3 Blessed are the poor in spirit: for theirs is the kingdom of heaven.
4 Blessed are they that mourn: for they shall be comforted.
5 Blessed are the meek: for they shall inherit the earth.
6 Blessed are they which do hunger and thirst after righteousness: for they shall be filled.
7 Blessed are the merciful: for they shall obtain mercy.
8 Blessed are the pure in heart: for they shall see God.
9 Blessed are the peacemakers: for they shall be called the children of God.
10 Blessed are they which are persecuted for righteousness’ sake: for theirs is the kingdom of heaven.
11 Blessed are ye, when men shall revile you, and persecute you, and shall say all manner of evil against you falsely, for my sake.
12 Rejoice, and be exceeding glad: for great is your reward in heaven: for so persecuted they the prophets which were before you.
I am eternally grateful for all of the people in my life who have sacrificed for me, in order that I could get to a place in which I feel physically, mentally, and spiritually healthy. I pray that you feel the same way about those people in your life.
Just for today, perhaps consider reaching out to one or more of them and thanking them for their sacrifice.

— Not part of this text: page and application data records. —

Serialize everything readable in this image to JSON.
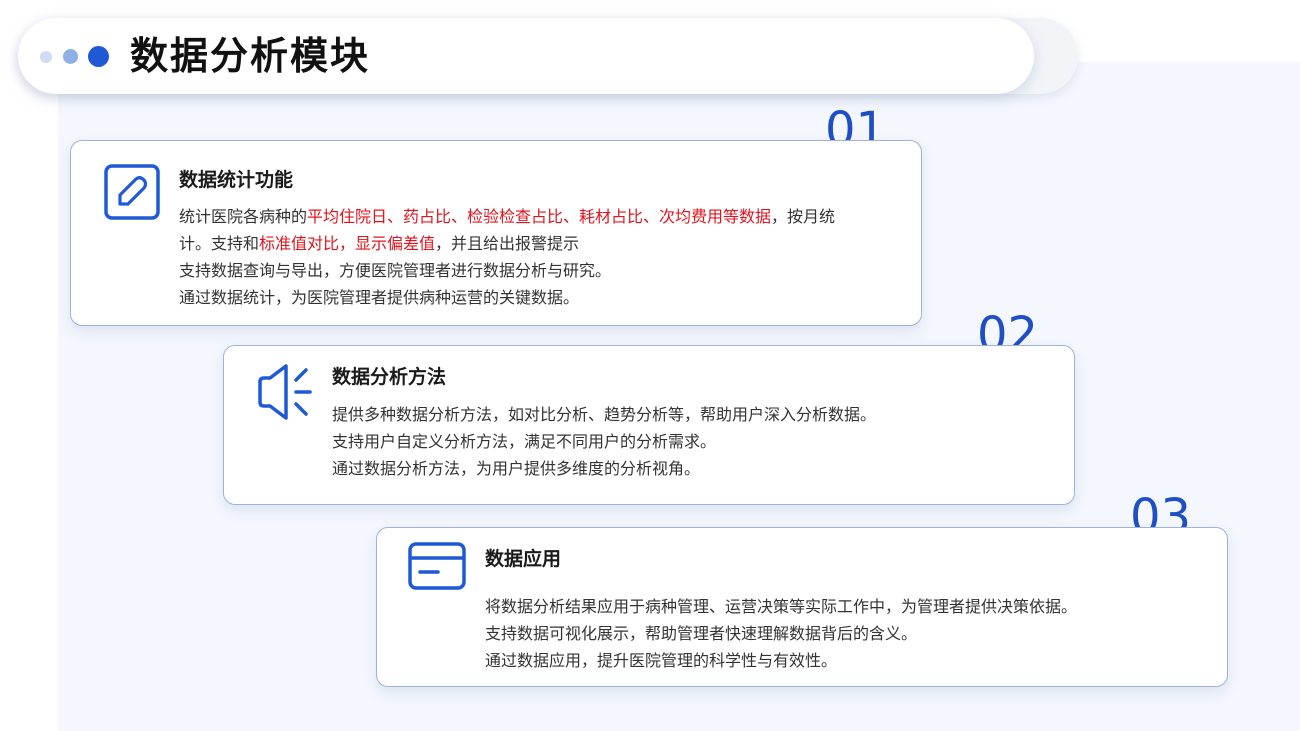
{
  "page": {
    "title": "数据分析模块"
  },
  "colors": {
    "accent": "#1f59d6",
    "highlight": "#e0141e",
    "border": "#9db3de"
  },
  "cards": [
    {
      "number": "01",
      "icon": "edit-pencil-icon",
      "title": "数据统计功能",
      "line1_pre": "统计医院各病种的",
      "line1_highlight": "平均住院日、药占比、检验检查占比、耗材占比、次均费用等数据",
      "line1_post": "，按月统",
      "line2_pre": "计。支持和",
      "line2_highlight": "标准值对比，显示偏差值",
      "line2_post": "，并且给出报警提示",
      "line3": "支持数据查询与导出，方便医院管理者进行数据分析与研究。",
      "line4": "通过数据统计，为医院管理者提供病种运营的关键数据。"
    },
    {
      "number": "02",
      "icon": "speaker-icon",
      "title": "数据分析方法",
      "line1": "提供多种数据分析方法，如对比分析、趋势分析等，帮助用户深入分析数据。",
      "line2": "支持用户自定义分析方法，满足不同用户的分析需求。",
      "line3": "通过数据分析方法，为用户提供多维度的分析视角。"
    },
    {
      "number": "03",
      "icon": "card-icon",
      "title": "数据应用",
      "line1": "将数据分析结果应用于病种管理、运营决策等实际工作中，为管理者提供决策依据。",
      "line2": "支持数据可视化展示，帮助管理者快速理解数据背后的含义。",
      "line3": "通过数据应用，提升医院管理的科学性与有效性。"
    }
  ]
}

Happy Communicating and (for those that celebrate it) Happy Holy Week!